[Original post contains a picture of a block of text, reading: ‘“Quite”: an adverbial modifier that shades the meaning of a statement. Americans use “quite” to amplify their enthusiasm for the adjective, in the way they would use “really”, “very” or “totally”. By contrast, if a Brit volunteers that a visitor is “quite attractive”, they’re only saying “fairly” or “sort of attractive”. This ambiguous intensifier bestows a “damning with faint praise” effect on any word with which it is teamed.’
And that’s terrible.: shiphassailed: tigerpellets: I NEVER KNEW THISI NEVER KNEW THAT WAS…
I NEVER KNEW THIS
I NEVER KNEW THAT WAS WHAT AMERICANS MEANT WHEN THEY SAID “QUITE”
WHY DIDN’T ANYBODY TELL ME
SUDDENLY THAT ONE SONG THAT GOES “HELLO I MISS YOU QUITE TERRIBLY” MAKES LIKE A MILLION TIMES MORE SENSE
are you serious british…
How can you all not know this? That’s QUITE terrible!
What the hell??? I didn’t know this was a thing that differed between brits and americans. W OWWww.
okay you know what
JAMIE, IS THIS TRUE?
A bit true. In my experience (dialects and registers vary, of course), ‘quite’ generally adds little to what it modifies. To say someone is ‘quite attractive’ is not necessarily higher praise than saying they are ‘attractive’, nor is it necessarily (or even usually) ‘damning with faint praise’. It’s quite* context-sensitive.
Consider the following exchange:
- Person 1: ‘Wow, Christian Bale is really attractive!’
- Person 2: ‘Yeah, he’s quite attractive.’
I’d interpret that to mean that person 2 doesn’t radically disagree but wants to add a note of moderation. They’re not really prepared to go as far as ‘really attractive’, but I wouldn’t assume that they find him unattractive.
On the other hand:
- Person 1: ‘Wow, Christian Bale is hideous!’
- Person 2: ‘I think he’s quite attractive.’
Here 2 is clearly disagreeing with 1. The word ‘quite’ adds little except perhaps to convey that 2 acknowledges that Bale is not the most attractive person in the world and there could be scope for disagreement about his attractiveness. Nonetheless the ‘quite’ clearly indicates that Bale is attractive to a degree that is by no means to be sneezed at. He’s more than ‘sort of’ attractive.
So it’s a rather unhelpful adverb, really, or at least a very subtle one. But I think it’s fair to say that it’s very rarely a significant intensifier and can’t readily be exchanged for ‘very’, let alone ‘totally’.
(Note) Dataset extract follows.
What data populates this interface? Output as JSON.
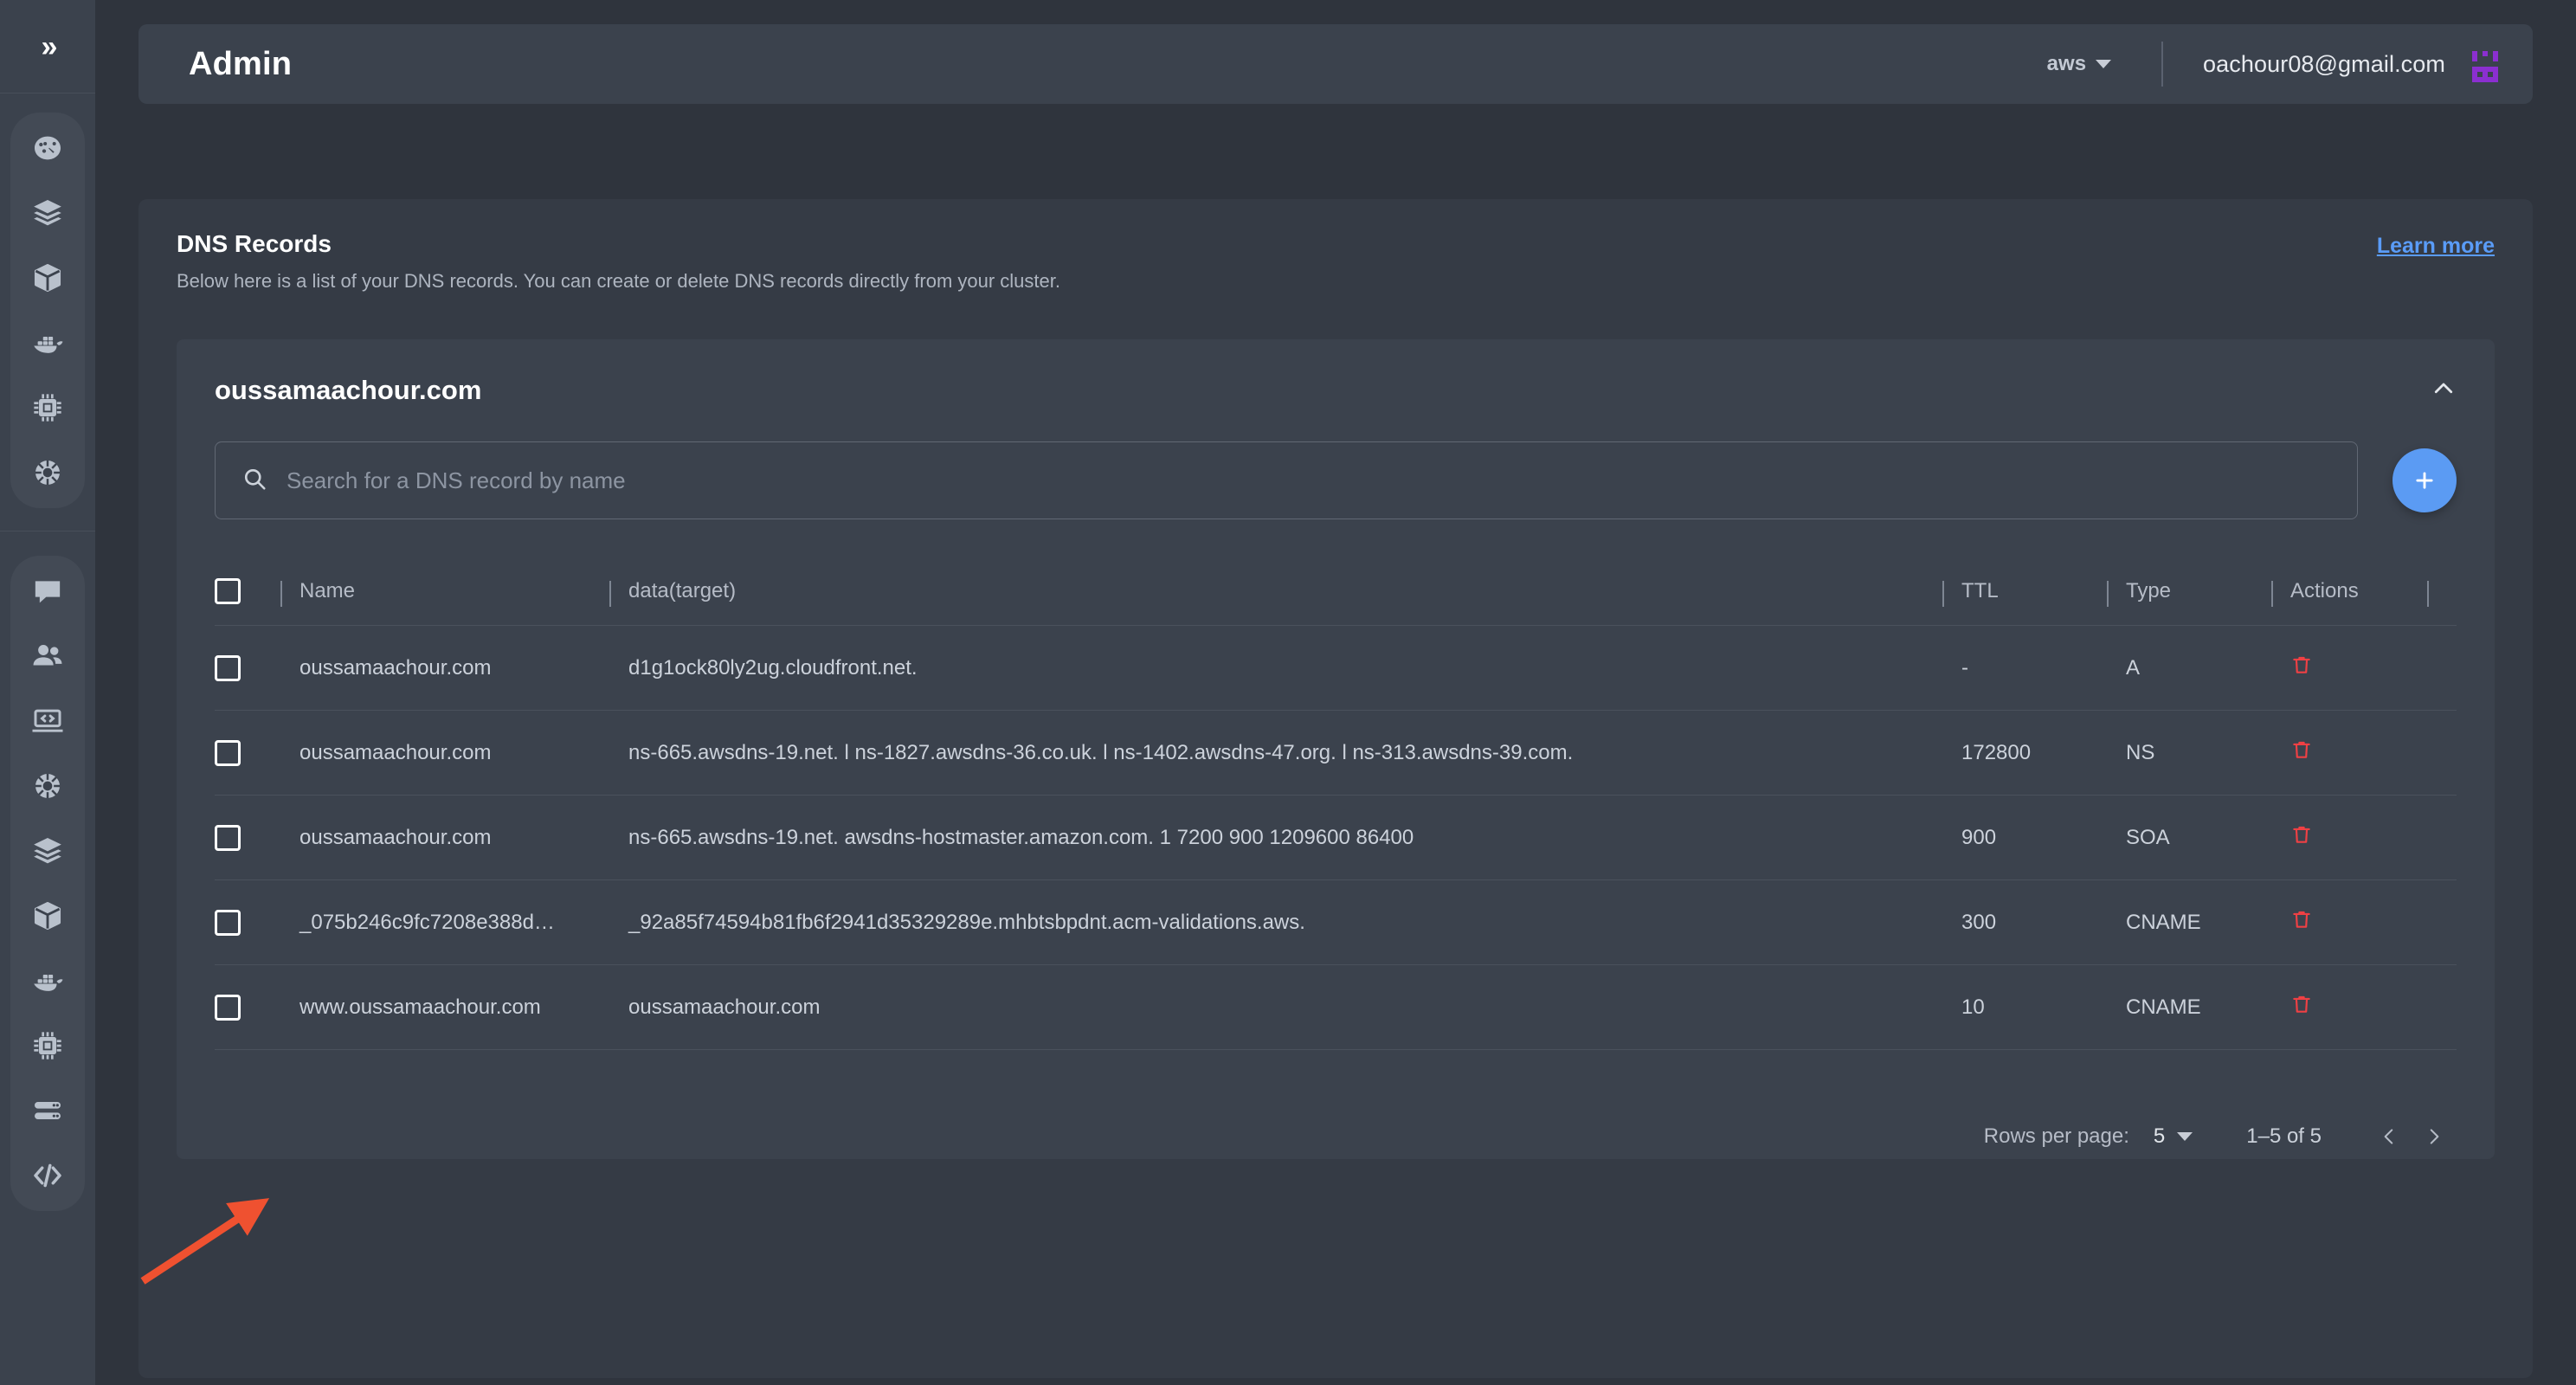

The exception is in old-fashioned British English. If you go back to the earlier part of the twentieth century, and to a certain somewhat posh way of speaking, ‘quite’ means ‘entirely’ or ‘completely’ (or, more loosely, ‘very’). For example, ‘Oh Geoffrey, it was quite ghastly!’ — this means that it was entirely ghastly, with no element of non-ghastliness. Or, ‘Dash it, I had quite forgotten!’ — meaning that the speaker had completely failed to remember.
If you go back further, you find this sense as standard, e.g. ‘The commons hath he pill’d with grievous taxes, / And quite lost their hearts: the nobles hath he fin’d / For ancient quarrels and quite lost their hearts’ (Richard II 2.1). You still get hints of it today, when ‘quite’ is used to modify adjectives that are quantifiable, e.g. ‘I’m not quite sure’ (meaning ‘I’m not completely sure’) would still be a perfectly normal thing to say, though it would perhaps be more usual to say ‘I’m not completely sure’ or something like that.
You also get a whiff of this old meaning in certain well-established phrases like ‘quite enough’ (e.g. ‘that’s quite enough of that, thank you’ — a stern and slightly old-fashioned way of saying ‘stop that’), or when ‘quite’ is used on its own as a way of indicating ‘what you have said is exactly right’ with a slight connotation of ‘what you have said is even more true than you realize’ or ‘you have unintentionally said something extremely apposite’, e.g.:
- Jamie: ‘I have set out my thoughts on this subject at some length…’
- Tumblr: ‘Quite.’
* (My use of ‘quite’ here means ‘I don’t want to commit to saying something as categorical as “it’s context-sensitive” because I’m not sure that’s always true’. You could substitute ‘fairly’. It’s perhaps a bit stronger than ‘somewhat’.)
(Source: tigerfeel, via tiny-puppy-teeth)